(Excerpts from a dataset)
□ □ □ □ □ □ □
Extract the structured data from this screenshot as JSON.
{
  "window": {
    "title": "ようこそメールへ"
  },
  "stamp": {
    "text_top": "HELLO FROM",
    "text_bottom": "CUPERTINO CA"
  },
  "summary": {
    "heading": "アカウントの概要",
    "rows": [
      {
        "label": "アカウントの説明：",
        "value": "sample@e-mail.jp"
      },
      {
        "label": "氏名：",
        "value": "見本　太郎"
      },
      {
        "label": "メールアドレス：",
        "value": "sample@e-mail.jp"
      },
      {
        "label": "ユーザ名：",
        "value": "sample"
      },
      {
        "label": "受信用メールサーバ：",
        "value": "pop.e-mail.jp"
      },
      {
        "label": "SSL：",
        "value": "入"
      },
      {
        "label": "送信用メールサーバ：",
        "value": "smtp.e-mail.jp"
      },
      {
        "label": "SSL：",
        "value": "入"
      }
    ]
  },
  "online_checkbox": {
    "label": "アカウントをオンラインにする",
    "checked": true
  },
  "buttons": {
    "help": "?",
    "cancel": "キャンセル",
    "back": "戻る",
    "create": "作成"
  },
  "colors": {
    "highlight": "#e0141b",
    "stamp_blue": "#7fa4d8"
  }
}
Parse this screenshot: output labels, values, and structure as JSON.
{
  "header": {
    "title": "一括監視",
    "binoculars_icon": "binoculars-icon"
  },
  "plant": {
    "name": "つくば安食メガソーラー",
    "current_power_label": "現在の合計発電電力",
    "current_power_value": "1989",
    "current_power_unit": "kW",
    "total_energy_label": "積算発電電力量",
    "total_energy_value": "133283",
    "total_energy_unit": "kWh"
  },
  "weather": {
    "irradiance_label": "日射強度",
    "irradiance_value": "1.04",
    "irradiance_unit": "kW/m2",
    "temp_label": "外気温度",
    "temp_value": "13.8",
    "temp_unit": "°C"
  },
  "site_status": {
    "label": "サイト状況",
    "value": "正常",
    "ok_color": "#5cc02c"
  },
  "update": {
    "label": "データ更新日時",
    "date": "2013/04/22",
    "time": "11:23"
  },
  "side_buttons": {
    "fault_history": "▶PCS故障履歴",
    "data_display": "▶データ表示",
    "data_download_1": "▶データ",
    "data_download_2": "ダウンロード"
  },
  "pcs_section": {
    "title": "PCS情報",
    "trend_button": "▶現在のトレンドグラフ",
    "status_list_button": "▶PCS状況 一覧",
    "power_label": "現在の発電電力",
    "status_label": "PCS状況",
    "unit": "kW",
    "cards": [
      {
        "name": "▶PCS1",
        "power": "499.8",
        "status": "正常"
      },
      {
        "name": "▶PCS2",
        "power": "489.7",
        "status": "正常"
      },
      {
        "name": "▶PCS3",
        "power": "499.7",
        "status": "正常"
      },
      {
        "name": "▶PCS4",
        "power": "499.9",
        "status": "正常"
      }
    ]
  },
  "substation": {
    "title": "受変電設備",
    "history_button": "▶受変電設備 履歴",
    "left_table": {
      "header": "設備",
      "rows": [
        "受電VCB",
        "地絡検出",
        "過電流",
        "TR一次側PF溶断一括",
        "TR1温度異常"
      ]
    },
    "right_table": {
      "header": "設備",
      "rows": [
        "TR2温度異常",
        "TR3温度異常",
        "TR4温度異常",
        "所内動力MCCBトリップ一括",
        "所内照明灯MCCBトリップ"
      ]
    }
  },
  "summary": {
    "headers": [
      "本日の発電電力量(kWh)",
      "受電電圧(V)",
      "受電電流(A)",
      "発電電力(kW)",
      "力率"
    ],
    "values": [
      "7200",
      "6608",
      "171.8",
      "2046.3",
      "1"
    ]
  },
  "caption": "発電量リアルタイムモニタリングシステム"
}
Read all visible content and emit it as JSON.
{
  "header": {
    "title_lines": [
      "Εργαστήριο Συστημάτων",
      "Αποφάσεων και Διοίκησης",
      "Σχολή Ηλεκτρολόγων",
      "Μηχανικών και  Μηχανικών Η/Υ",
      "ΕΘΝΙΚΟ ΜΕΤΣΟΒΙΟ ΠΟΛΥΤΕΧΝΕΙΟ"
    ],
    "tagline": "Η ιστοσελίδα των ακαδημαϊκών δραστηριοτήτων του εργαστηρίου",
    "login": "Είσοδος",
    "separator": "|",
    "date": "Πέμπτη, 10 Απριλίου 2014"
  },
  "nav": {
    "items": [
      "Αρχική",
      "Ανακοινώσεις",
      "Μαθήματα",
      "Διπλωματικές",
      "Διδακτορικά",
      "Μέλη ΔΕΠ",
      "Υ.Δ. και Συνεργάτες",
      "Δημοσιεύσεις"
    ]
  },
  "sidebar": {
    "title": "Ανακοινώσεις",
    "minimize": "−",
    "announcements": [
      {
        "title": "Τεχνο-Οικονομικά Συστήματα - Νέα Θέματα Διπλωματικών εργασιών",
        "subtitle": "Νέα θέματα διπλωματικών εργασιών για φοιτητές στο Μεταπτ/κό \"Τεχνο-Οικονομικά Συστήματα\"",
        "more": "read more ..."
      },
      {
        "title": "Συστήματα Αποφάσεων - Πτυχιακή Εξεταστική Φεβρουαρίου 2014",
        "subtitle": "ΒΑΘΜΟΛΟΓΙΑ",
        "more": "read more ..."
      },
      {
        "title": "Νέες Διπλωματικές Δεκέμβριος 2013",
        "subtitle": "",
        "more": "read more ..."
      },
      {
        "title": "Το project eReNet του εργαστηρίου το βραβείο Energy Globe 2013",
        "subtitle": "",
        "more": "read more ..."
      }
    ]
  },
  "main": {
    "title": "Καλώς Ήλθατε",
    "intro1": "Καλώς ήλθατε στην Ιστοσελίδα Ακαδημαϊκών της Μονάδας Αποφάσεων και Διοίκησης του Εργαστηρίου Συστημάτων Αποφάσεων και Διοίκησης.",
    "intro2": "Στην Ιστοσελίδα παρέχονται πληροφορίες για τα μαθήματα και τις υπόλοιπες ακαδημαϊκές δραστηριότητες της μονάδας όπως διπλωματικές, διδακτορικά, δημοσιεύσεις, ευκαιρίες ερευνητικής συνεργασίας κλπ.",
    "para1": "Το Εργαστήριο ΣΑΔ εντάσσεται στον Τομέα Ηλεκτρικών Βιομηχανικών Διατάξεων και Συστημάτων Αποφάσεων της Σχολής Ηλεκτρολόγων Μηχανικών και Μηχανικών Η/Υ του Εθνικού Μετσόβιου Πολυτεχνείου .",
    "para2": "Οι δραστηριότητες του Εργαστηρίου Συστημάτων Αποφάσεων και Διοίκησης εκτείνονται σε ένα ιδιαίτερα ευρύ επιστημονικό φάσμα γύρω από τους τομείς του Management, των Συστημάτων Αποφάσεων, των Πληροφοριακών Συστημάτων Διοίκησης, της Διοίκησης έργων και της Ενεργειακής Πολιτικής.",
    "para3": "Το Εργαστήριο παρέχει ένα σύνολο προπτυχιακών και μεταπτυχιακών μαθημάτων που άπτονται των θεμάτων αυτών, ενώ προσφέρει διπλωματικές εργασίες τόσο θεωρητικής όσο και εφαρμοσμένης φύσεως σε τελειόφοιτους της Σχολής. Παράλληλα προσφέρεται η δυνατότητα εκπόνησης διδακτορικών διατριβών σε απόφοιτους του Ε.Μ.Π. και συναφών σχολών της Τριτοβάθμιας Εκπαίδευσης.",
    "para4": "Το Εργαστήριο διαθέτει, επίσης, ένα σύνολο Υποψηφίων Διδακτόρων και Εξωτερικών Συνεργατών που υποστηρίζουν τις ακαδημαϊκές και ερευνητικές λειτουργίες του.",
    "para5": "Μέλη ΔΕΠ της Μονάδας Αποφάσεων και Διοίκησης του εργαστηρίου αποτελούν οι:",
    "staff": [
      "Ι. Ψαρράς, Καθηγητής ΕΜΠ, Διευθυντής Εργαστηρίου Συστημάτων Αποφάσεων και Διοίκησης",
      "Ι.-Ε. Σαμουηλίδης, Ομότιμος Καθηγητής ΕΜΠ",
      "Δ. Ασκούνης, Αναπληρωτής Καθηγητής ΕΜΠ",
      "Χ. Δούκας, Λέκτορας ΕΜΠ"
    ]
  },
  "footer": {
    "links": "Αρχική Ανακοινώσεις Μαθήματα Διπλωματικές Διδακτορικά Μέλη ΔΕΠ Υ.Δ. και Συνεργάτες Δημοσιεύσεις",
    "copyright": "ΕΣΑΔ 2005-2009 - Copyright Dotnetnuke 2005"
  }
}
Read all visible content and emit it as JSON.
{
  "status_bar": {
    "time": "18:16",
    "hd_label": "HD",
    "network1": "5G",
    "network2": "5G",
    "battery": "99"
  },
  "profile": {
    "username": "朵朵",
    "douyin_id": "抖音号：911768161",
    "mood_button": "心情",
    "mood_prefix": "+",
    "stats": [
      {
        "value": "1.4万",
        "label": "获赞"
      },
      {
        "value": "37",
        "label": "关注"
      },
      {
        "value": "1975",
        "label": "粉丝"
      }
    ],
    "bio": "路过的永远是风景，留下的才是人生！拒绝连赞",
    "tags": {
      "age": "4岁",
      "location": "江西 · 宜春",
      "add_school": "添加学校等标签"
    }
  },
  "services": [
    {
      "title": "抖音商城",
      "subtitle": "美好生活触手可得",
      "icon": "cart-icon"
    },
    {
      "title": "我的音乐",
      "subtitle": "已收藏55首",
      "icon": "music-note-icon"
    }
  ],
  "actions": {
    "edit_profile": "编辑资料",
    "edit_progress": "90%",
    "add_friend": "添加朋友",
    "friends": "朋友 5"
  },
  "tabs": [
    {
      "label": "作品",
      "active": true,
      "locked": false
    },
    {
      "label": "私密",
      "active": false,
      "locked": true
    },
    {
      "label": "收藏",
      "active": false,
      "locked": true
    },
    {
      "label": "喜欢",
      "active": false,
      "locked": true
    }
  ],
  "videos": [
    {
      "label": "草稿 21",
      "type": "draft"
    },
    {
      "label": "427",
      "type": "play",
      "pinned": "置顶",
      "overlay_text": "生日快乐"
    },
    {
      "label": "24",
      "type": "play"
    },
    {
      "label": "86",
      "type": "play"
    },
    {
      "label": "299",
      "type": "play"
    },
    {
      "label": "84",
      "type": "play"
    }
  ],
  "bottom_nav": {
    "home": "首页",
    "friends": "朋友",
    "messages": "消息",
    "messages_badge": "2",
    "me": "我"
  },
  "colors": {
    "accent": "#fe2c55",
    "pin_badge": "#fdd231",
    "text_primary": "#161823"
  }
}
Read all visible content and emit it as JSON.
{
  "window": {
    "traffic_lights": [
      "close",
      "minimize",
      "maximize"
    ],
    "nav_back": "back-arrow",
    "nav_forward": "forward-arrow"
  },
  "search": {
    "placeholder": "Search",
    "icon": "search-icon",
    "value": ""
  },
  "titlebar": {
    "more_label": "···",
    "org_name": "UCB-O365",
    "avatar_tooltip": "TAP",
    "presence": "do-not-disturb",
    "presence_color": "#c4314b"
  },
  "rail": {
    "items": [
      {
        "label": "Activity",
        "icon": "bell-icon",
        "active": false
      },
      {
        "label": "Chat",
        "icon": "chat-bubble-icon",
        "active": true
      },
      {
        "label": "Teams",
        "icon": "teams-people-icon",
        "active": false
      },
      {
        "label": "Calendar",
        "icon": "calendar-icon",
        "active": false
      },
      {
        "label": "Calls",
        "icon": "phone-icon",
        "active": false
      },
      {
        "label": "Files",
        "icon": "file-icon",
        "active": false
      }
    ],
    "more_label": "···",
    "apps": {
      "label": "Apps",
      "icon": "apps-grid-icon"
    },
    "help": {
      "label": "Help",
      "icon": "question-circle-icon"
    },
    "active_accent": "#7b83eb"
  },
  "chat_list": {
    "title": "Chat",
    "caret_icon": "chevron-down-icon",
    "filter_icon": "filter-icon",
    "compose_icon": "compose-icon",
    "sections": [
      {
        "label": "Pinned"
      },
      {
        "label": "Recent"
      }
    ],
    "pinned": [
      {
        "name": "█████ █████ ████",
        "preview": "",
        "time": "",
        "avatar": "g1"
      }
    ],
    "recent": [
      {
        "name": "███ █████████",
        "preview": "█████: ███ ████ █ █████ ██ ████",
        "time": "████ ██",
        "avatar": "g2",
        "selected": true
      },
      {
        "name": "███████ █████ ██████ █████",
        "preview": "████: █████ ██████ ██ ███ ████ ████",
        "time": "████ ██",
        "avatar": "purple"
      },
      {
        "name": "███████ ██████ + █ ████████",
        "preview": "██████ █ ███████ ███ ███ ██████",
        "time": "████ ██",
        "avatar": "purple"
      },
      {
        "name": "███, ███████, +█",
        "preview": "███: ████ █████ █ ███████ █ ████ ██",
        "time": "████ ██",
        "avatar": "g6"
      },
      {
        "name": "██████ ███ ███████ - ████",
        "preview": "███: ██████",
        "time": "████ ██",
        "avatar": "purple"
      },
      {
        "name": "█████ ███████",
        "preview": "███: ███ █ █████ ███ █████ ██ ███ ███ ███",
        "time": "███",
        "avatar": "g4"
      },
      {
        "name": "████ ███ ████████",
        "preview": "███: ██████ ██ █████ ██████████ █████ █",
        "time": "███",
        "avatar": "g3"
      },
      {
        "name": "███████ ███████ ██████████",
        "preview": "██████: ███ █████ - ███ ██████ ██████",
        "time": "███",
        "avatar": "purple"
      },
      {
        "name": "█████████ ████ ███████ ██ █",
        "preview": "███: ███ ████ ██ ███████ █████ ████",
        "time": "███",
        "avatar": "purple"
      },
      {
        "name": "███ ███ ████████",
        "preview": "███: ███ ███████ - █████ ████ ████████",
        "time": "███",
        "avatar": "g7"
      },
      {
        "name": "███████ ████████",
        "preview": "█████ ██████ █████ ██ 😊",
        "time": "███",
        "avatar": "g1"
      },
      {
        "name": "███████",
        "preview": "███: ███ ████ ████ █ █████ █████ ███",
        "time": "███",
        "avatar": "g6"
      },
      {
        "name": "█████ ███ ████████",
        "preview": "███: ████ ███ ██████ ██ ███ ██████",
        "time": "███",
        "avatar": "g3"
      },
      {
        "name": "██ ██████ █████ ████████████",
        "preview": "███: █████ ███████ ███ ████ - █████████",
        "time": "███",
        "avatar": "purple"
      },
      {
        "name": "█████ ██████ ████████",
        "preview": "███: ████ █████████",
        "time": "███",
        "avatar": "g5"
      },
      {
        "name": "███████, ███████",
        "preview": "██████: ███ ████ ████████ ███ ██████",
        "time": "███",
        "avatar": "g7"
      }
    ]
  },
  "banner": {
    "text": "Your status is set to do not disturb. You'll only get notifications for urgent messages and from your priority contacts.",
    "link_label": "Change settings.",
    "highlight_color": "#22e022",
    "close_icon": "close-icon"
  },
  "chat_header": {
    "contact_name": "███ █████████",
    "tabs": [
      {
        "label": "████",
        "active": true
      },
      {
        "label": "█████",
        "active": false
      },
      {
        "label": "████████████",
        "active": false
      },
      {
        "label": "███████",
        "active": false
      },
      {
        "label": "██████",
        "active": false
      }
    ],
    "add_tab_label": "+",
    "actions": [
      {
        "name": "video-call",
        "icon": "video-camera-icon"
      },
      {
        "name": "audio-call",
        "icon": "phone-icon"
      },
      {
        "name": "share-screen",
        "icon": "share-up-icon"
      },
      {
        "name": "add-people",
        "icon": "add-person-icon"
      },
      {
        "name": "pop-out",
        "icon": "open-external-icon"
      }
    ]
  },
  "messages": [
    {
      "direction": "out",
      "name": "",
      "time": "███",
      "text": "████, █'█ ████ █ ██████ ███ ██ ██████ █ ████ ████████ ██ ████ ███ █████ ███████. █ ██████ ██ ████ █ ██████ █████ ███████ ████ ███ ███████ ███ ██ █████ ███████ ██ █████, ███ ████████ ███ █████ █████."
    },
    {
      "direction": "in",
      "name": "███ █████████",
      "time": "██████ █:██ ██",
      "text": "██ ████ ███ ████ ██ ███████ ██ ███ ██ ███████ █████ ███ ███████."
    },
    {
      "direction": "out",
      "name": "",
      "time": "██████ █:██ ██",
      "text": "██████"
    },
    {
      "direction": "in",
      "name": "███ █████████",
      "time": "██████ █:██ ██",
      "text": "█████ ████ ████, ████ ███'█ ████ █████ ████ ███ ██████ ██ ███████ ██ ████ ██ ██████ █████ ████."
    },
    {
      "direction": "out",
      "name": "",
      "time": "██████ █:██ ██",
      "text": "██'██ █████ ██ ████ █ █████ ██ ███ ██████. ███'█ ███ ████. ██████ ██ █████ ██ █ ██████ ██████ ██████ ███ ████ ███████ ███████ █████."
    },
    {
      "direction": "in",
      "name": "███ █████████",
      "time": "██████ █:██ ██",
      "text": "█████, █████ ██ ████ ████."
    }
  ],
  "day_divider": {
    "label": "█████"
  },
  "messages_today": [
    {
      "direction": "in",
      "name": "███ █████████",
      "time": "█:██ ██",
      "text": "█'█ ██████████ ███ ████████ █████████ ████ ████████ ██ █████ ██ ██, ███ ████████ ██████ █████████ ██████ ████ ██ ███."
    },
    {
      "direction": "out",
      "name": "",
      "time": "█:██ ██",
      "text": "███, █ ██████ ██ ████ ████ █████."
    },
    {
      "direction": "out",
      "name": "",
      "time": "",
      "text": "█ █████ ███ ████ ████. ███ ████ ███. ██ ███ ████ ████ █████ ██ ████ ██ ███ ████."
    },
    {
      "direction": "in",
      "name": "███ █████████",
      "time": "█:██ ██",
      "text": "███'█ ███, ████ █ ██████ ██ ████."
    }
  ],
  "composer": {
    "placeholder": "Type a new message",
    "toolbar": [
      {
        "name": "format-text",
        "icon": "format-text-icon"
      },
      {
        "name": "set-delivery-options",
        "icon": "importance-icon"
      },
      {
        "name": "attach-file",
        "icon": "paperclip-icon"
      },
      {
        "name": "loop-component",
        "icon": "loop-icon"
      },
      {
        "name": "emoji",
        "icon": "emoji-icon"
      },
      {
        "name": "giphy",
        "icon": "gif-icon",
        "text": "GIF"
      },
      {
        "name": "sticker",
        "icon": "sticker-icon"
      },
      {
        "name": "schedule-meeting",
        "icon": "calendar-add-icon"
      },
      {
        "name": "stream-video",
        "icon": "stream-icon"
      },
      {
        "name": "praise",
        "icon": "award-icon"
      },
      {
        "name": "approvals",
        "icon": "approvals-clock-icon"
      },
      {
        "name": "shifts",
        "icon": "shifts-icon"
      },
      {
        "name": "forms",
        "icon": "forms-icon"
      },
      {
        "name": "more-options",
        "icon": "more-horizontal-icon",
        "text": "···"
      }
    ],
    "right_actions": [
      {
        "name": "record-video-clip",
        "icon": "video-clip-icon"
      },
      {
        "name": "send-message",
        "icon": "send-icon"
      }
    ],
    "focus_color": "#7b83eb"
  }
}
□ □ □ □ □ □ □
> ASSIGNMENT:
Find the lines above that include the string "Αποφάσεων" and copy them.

> ANSWER FOR THIS EXERCISE:
      "Αποφάσεων και Διοίκησης",
        "title": "Συστήματα Αποφάσεων - Πτυχιακή Εξεταστική Φεβρουαρίου 2014",
    "intro1": "Καλώς ήλθατε στην Ιστοσελίδα Ακαδημαϊκών της Μονάδας Αποφάσεων και Διοίκησης του Εργαστηρίου Συστημάτων Αποφάσεων και Διοίκησης.",
    "para1": "Το Εργαστήριο ΣΑΔ εντάσσεται στον Τομέα Ηλεκτρικών Βιομηχανικών Διατάξεων και Συστημάτων Αποφάσεων της Σχολής Ηλεκτρολόγων Μηχανικών και Μηχανικών Η/Υ του Εθνικού Μετσόβιου Πολυτεχνείου .",
    "para2": "Οι δραστηριότητες του Εργαστηρίου Συστημάτων Αποφάσεων και Διοίκησης εκτείνονται σε ένα ιδιαίτερα ευρύ επιστημονικό φάσμα γύρω από τους τομείς του Management, των Συστημάτων Αποφάσεων, των Πληροφοριακών Συστημάτων Διοίκησης, της Διοίκησης έργων και της Ενεργειακής Πολιτικής.",
    "para5": "Μέλη ΔΕΠ της Μονάδας Αποφάσεων και Διοίκησης του εργαστηρίου αποτελούν οι:",
      "Ι. Ψαρράς, Καθηγητής ΕΜΠ, Διευθυντής Εργαστηρίου Συστημάτων Αποφάσεων και Διοίκησης",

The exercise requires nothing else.